* Dataset entries
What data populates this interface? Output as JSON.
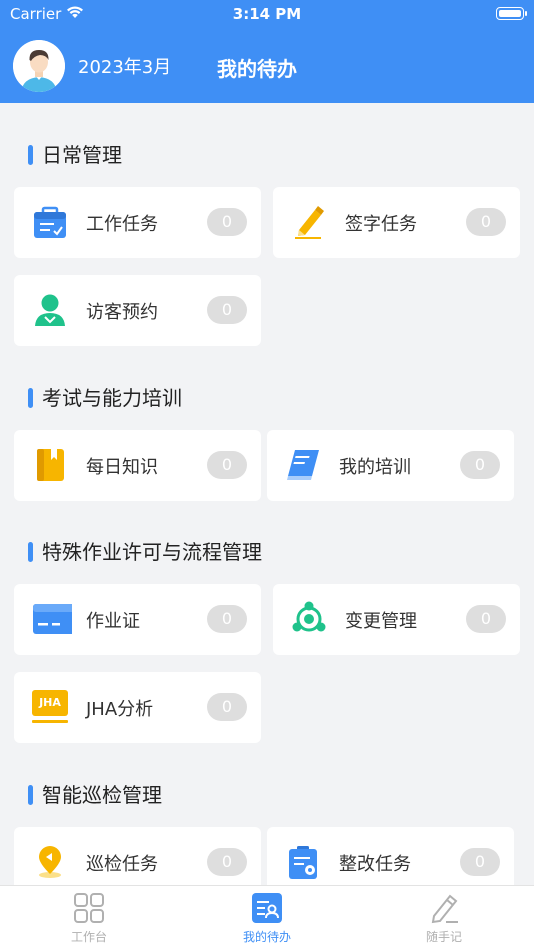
{
  "status_bar": {
    "carrier": "Carrier",
    "time": "3:14 PM"
  },
  "header": {
    "date": "2023年3月",
    "title": "我的待办"
  },
  "sections": [
    {
      "title": "日常管理",
      "cards": [
        {
          "label": "工作任务",
          "count": "0",
          "icon": "briefcase-icon"
        },
        {
          "label": "签字任务",
          "count": "0",
          "icon": "pen-icon"
        },
        {
          "label": "访客预约",
          "count": "0",
          "icon": "visitor-icon"
        }
      ]
    },
    {
      "title": "考试与能力培训",
      "cards": [
        {
          "label": "每日知识",
          "count": "0",
          "icon": "notebook-icon"
        },
        {
          "label": "我的培训",
          "count": "0",
          "icon": "book-icon"
        }
      ]
    },
    {
      "title": "特殊作业许可与流程管理",
      "cards": [
        {
          "label": "作业证",
          "count": "0",
          "icon": "card-icon"
        },
        {
          "label": "变更管理",
          "count": "0",
          "icon": "change-icon"
        },
        {
          "label": "JHA分析",
          "count": "0",
          "icon": "jha-icon",
          "icon_text": "JHA"
        }
      ]
    },
    {
      "title": "智能巡检管理",
      "cards": [
        {
          "label": "巡检任务",
          "count": "0",
          "icon": "location-icon"
        },
        {
          "label": "整改任务",
          "count": "0",
          "icon": "rectify-icon"
        }
      ]
    }
  ],
  "tabbar": [
    {
      "label": "工作台",
      "icon": "grid-icon",
      "active": false
    },
    {
      "label": "我的待办",
      "icon": "todo-icon",
      "active": true
    },
    {
      "label": "随手记",
      "icon": "note-pen-icon",
      "active": false
    }
  ],
  "colors": {
    "accent": "#3f8ff5",
    "badge": "#dedede",
    "background": "#f2f3f5"
  }
}
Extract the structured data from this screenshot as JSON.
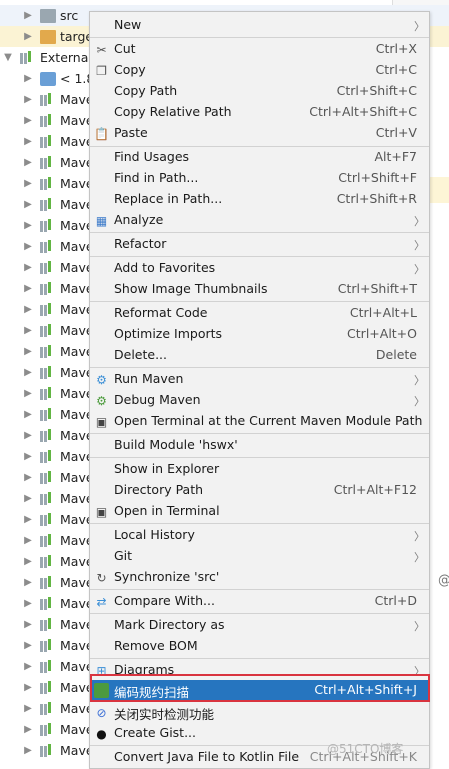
{
  "tree": {
    "rows": [
      {
        "text": "src",
        "icon": "folder-icon"
      },
      {
        "text": "targe",
        "icon": "folder-icon"
      },
      {
        "text": "External",
        "icon": "library-icon"
      },
      {
        "text": "< 1.8",
        "icon": "jdk-icon"
      },
      {
        "text": "Mave"
      },
      {
        "text": "Mave"
      },
      {
        "text": "Mave"
      },
      {
        "text": "Mave"
      },
      {
        "text": "Mave"
      },
      {
        "text": "Mave"
      },
      {
        "text": "Mave"
      },
      {
        "text": "Mave"
      },
      {
        "text": "Mave"
      },
      {
        "text": "Mave"
      },
      {
        "text": "Mave"
      },
      {
        "text": "Mave"
      },
      {
        "text": "Mave"
      },
      {
        "text": "Mave"
      },
      {
        "text": "Mave"
      },
      {
        "text": "Mave"
      },
      {
        "text": "Mave"
      },
      {
        "text": "Mave"
      },
      {
        "text": "Mave"
      },
      {
        "text": "Mave"
      },
      {
        "text": "Mave"
      },
      {
        "text": "Mave"
      },
      {
        "text": "Mave"
      },
      {
        "text": "Mave"
      },
      {
        "text": "Mave"
      },
      {
        "text": "Mave"
      },
      {
        "text": "Mave"
      },
      {
        "text": "Mave"
      },
      {
        "text": "Mave"
      },
      {
        "text": "Mave"
      },
      {
        "text": "Mave"
      },
      {
        "text": "Mave"
      }
    ],
    "right_symbol": "@"
  },
  "menu": {
    "new": {
      "label": "New"
    },
    "cut": {
      "label": "Cut",
      "shortcut": "Ctrl+X"
    },
    "copy": {
      "label": "Copy",
      "shortcut": "Ctrl+C"
    },
    "copy_path": {
      "label": "Copy Path",
      "shortcut": "Ctrl+Shift+C"
    },
    "copy_relative_path": {
      "label": "Copy Relative Path",
      "shortcut": "Ctrl+Alt+Shift+C"
    },
    "paste": {
      "label": "Paste",
      "shortcut": "Ctrl+V"
    },
    "find_usages": {
      "label": "Find Usages",
      "shortcut": "Alt+F7"
    },
    "find_in_path": {
      "label": "Find in Path...",
      "shortcut": "Ctrl+Shift+F"
    },
    "replace_in_path": {
      "label": "Replace in Path...",
      "shortcut": "Ctrl+Shift+R"
    },
    "analyze": {
      "label": "Analyze"
    },
    "refactor": {
      "label": "Refactor"
    },
    "add_to_favorites": {
      "label": "Add to Favorites"
    },
    "show_image_thumbnails": {
      "label": "Show Image Thumbnails",
      "shortcut": "Ctrl+Shift+T"
    },
    "reformat_code": {
      "label": "Reformat Code",
      "shortcut": "Ctrl+Alt+L"
    },
    "optimize_imports": {
      "label": "Optimize Imports",
      "shortcut": "Ctrl+Alt+O"
    },
    "delete": {
      "label": "Delete...",
      "shortcut": "Delete"
    },
    "run_maven": {
      "label": "Run Maven"
    },
    "debug_maven": {
      "label": "Debug Maven"
    },
    "open_terminal_maven": {
      "label": "Open Terminal at the Current Maven Module Path"
    },
    "build_module": {
      "label": "Build Module 'hswx'"
    },
    "show_in_explorer": {
      "label": "Show in Explorer"
    },
    "directory_path": {
      "label": "Directory Path",
      "shortcut": "Ctrl+Alt+F12"
    },
    "open_in_terminal": {
      "label": "Open in Terminal"
    },
    "local_history": {
      "label": "Local History"
    },
    "git": {
      "label": "Git"
    },
    "synchronize": {
      "label": "Synchronize 'src'"
    },
    "compare_with": {
      "label": "Compare With...",
      "shortcut": "Ctrl+D"
    },
    "mark_directory_as": {
      "label": "Mark Directory as"
    },
    "remove_bom": {
      "label": "Remove BOM"
    },
    "diagrams": {
      "label": "Diagrams"
    },
    "code_scan": {
      "label": "编码规约扫描",
      "shortcut": "Ctrl+Alt+Shift+J"
    },
    "close_realtime_check": {
      "label": "关闭实时检测功能"
    },
    "create_gist": {
      "label": "Create Gist..."
    },
    "convert_java_kotlin": {
      "label": "Convert Java File to Kotlin File",
      "shortcut": "Ctrl+Alt+Shift+K"
    }
  },
  "colors": {
    "highlight": "#2675bf",
    "annotation_box": "#d9343f"
  },
  "watermark": "@51CTO博客"
}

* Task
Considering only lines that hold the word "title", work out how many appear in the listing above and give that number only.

* Solution
5